#### [What you need to do]
Show every line of the material that follows in which the word "JSON" occurs.
┌──
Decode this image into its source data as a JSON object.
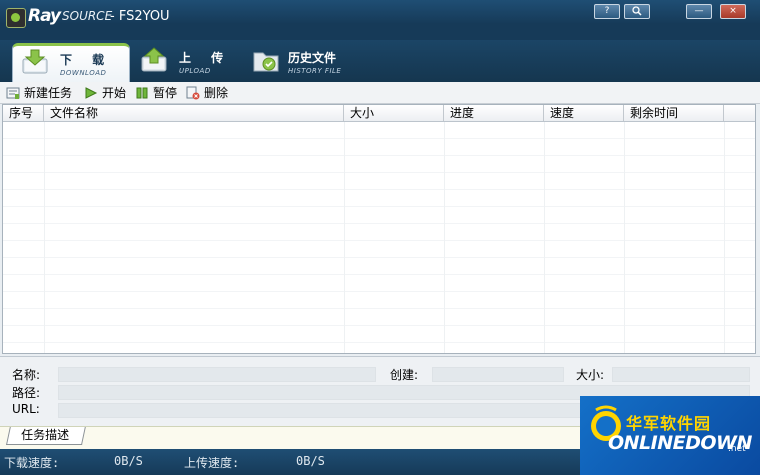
{
  "window": {
    "logo_main": "Ray",
    "logo_sub": "SOURCE",
    "title": "- FS2YOU",
    "buttons": [
      "?",
      "◦",
      "—",
      "×"
    ]
  },
  "tabs": [
    {
      "label": "下 载",
      "sub": "DOWNLOAD",
      "active": true
    },
    {
      "label": "上 传",
      "sub": "UPLOAD",
      "active": false
    },
    {
      "label": "历史文件",
      "sub": "HISTORY FILE",
      "active": false
    }
  ],
  "toolbar": {
    "new_task": "新建任务",
    "start": "开始",
    "pause": "暂停",
    "delete": "删除"
  },
  "table": {
    "columns": [
      "序号",
      "文件名称",
      "大小",
      "进度",
      "速度",
      "剩余时间"
    ]
  },
  "details": {
    "name_label": "名称:",
    "created_label": "创建:",
    "size_label": "大小:",
    "path_label": "路径:",
    "url_label": "URL:"
  },
  "desc_tab": "任务描述",
  "status": {
    "download_label": "下载速度:",
    "download_value": "0B/S",
    "upload_label": "上传速度:",
    "upload_value": "0B/S"
  },
  "watermark": {
    "cn": "华军软件园",
    "en": "ONLINEDOWN",
    "suffix": ".net"
  },
  "colors": {
    "titlebar": "#1f4e74",
    "accent_green": "#8bc34a",
    "watermark_blue": "#1470c8",
    "watermark_yellow": "#ffd400"
  }
}
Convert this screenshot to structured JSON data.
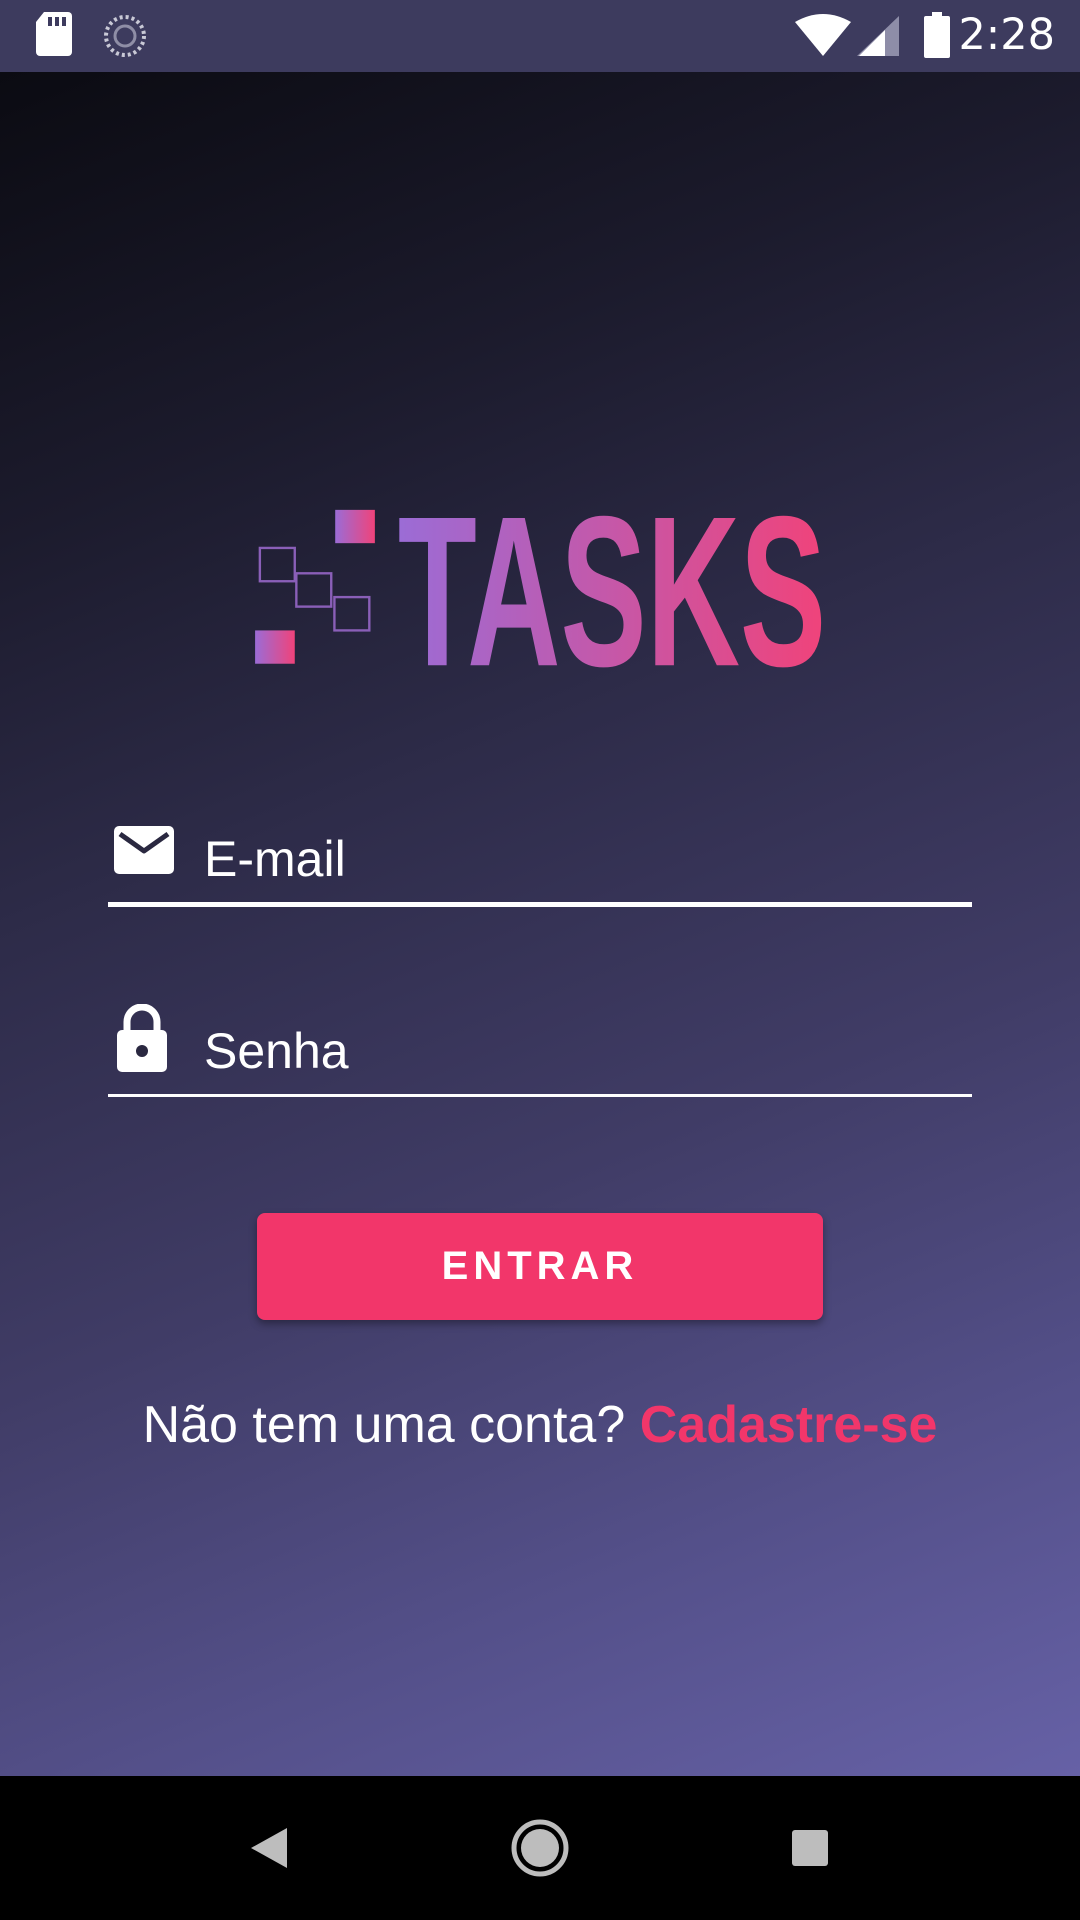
{
  "status_bar": {
    "time": "2:28",
    "icons": [
      "sd-card-icon",
      "sync-icon",
      "wifi-icon",
      "cell-signal-icon",
      "battery-icon"
    ]
  },
  "logo": {
    "text": "TASKS",
    "gradient_start": "#9b6cd6",
    "gradient_end": "#f0437a"
  },
  "form": {
    "email_placeholder": "E-mail",
    "password_placeholder": "Senha",
    "submit_label": "ENTRAR"
  },
  "signup": {
    "prompt": "Não tem uma conta? ",
    "link": "Cadastre-se"
  },
  "nav_bar": {
    "buttons": [
      "back-icon",
      "home-icon",
      "recents-icon"
    ]
  },
  "colors": {
    "accent": "#f2366a",
    "status_bar": "#3d3b5e",
    "background_start": "#0b0b12",
    "background_end": "#6661a6"
  }
}
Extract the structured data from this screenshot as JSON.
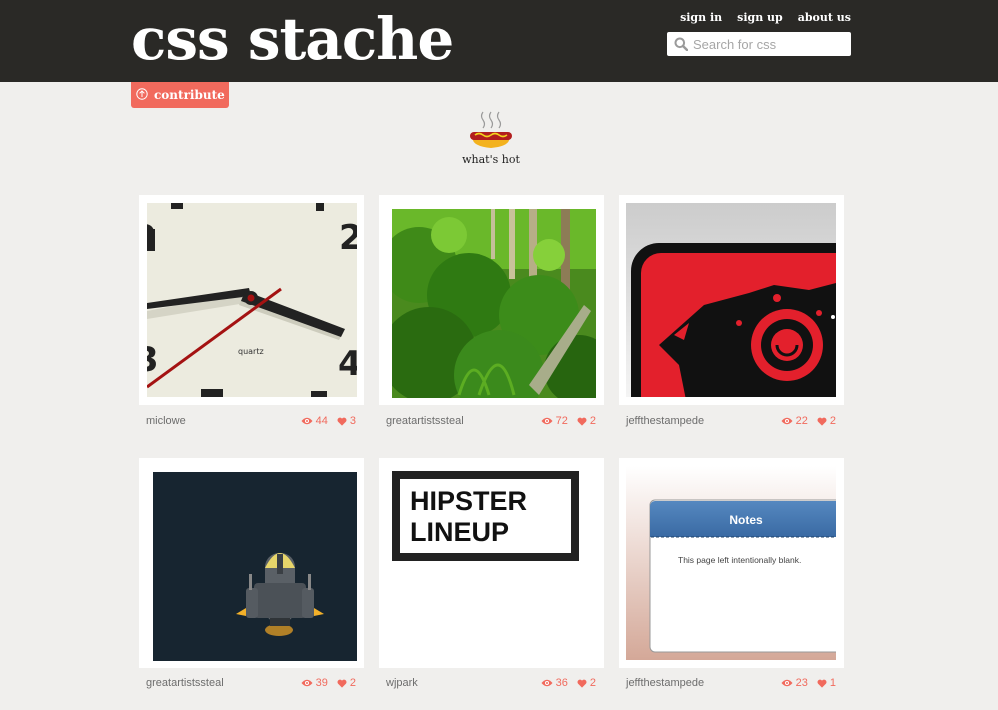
{
  "header": {
    "logo": "css stache",
    "nav": [
      {
        "label": "sign in"
      },
      {
        "label": "sign up"
      },
      {
        "label": "about us"
      }
    ],
    "search_placeholder": "Search for css"
  },
  "contribute_label": "contribute",
  "section_title": "what's hot",
  "cards": [
    {
      "author": "miclowe",
      "views": "44",
      "likes": "3",
      "thumb": "clock",
      "thumb_text": "quartz"
    },
    {
      "author": "greatartistssteal",
      "views": "72",
      "likes": "2",
      "thumb": "forest"
    },
    {
      "author": "jeffthestampede",
      "views": "22",
      "likes": "2",
      "thumb": "camera-logo"
    },
    {
      "author": "greatartistssteal",
      "views": "39",
      "likes": "2",
      "thumb": "spaceship"
    },
    {
      "author": "wjpark",
      "views": "36",
      "likes": "2",
      "thumb": "hipster-lineup",
      "thumb_lines": [
        "HIPSTER",
        "LINEUP"
      ]
    },
    {
      "author": "jeffthestampede",
      "views": "23",
      "likes": "1",
      "thumb": "notes-app",
      "thumb_title": "Notes",
      "thumb_body": "This page left intentionally blank."
    }
  ],
  "colors": {
    "header_bg": "#2a2926",
    "page_bg": "#f0efed",
    "accent": "#f16a5d"
  }
}
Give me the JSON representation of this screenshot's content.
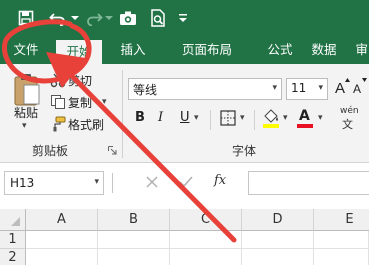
{
  "colors": {
    "brand": "#217346",
    "annotation": "#e8413a"
  },
  "quick_access": [
    {
      "name": "save-icon"
    },
    {
      "name": "undo-icon"
    },
    {
      "name": "redo-icon"
    },
    {
      "name": "camera-icon"
    },
    {
      "name": "print-preview-icon"
    },
    {
      "name": "customize-quick-access-icon"
    }
  ],
  "tabs": [
    "文件",
    "开始",
    "插入",
    "页面布局",
    "公式",
    "数据",
    "审阅"
  ],
  "active_tab": "开始",
  "clipboard": {
    "paste": "粘贴",
    "cut": "剪切",
    "copy": "复制",
    "format_painter": "格式刷",
    "group_label": "剪贴板"
  },
  "font": {
    "name": "等线",
    "size": "11",
    "bold": "B",
    "italic": "I",
    "underline": "U",
    "font_color_letter": "A",
    "phonetic": "wén",
    "group_label": "字体"
  },
  "name_box": "H13",
  "fx": "fx",
  "columns": [
    "A",
    "B",
    "C",
    "D",
    "E"
  ],
  "rows": [
    "1",
    "2"
  ],
  "annotation": {
    "shape": "circled-arrow",
    "target": "文件"
  }
}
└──
#### [Output for this task]
Decode this image into its source data as a JSON object.
Convert this screenshot to structured JSON data.
Extract the structured data from this screenshot as JSON.
Give me the JSON representation of this screenshot's content.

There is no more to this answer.